Dataset rows describing interfaces:
----

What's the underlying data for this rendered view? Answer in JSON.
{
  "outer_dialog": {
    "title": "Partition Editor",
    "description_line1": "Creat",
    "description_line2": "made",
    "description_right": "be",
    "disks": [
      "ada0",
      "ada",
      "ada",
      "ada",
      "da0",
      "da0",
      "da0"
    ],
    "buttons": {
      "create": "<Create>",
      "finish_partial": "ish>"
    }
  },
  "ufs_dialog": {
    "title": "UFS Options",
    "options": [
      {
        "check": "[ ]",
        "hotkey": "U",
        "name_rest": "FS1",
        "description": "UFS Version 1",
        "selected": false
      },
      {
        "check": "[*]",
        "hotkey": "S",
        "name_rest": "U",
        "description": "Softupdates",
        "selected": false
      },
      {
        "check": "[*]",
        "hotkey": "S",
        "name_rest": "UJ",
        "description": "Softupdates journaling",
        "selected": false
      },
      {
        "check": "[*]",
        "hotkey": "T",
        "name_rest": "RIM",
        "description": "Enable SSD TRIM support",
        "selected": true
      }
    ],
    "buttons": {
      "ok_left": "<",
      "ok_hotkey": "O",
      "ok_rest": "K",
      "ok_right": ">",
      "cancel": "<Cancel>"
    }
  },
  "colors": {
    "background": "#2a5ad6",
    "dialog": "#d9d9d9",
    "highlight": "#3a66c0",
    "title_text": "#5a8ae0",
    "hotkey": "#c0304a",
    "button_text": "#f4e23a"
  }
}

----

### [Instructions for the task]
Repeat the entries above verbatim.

### [Exercise result]
What's the underlying data for this rendered view? Answer in JSON.
{
  "outer_dialog": {
    "title": "Partition Editor",
    "description_line1": "Creat",
    "description_line2": "made",
    "description_right": "be",
    "disks": [
      "ada0",
      "ada",
      "ada",
      "ada",
      "da0",
      "da0",
      "da0"
    ],
    "buttons": {
      "create": "<Create>",
      "finish_partial": "ish>"
    }
  },
  "ufs_dialog": {
    "title": "UFS Options",
    "options": [
      {
        "check": "[ ]",
        "hotkey": "U",
        "name_rest": "FS1",
        "description": "UFS Version 1",
        "selected": false
      },
      {
        "check": "[*]",
        "hotkey": "S",
        "name_rest": "U",
        "description": "Softupdates",
        "selected": false
      },
      {
        "check": "[*]",
        "hotkey": "S",
        "name_rest": "UJ",
        "description": "Softupdates journaling",
        "selected": false
      },
      {
        "check": "[*]",
        "hotkey": "T",
        "name_rest": "RIM",
        "description": "Enable SSD TRIM support",
        "selected": true
      }
    ],
    "buttons": {
      "ok_left": "<",
      "ok_hotkey": "O",
      "ok_rest": "K",
      "ok_right": ">",
      "cancel": "<Cancel>"
    }
  },
  "colors": {
    "background": "#2a5ad6",
    "dialog": "#d9d9d9",
    "highlight": "#3a66c0",
    "title_text": "#5a8ae0",
    "hotkey": "#c0304a",
    "button_text": "#f4e23a"
  }
}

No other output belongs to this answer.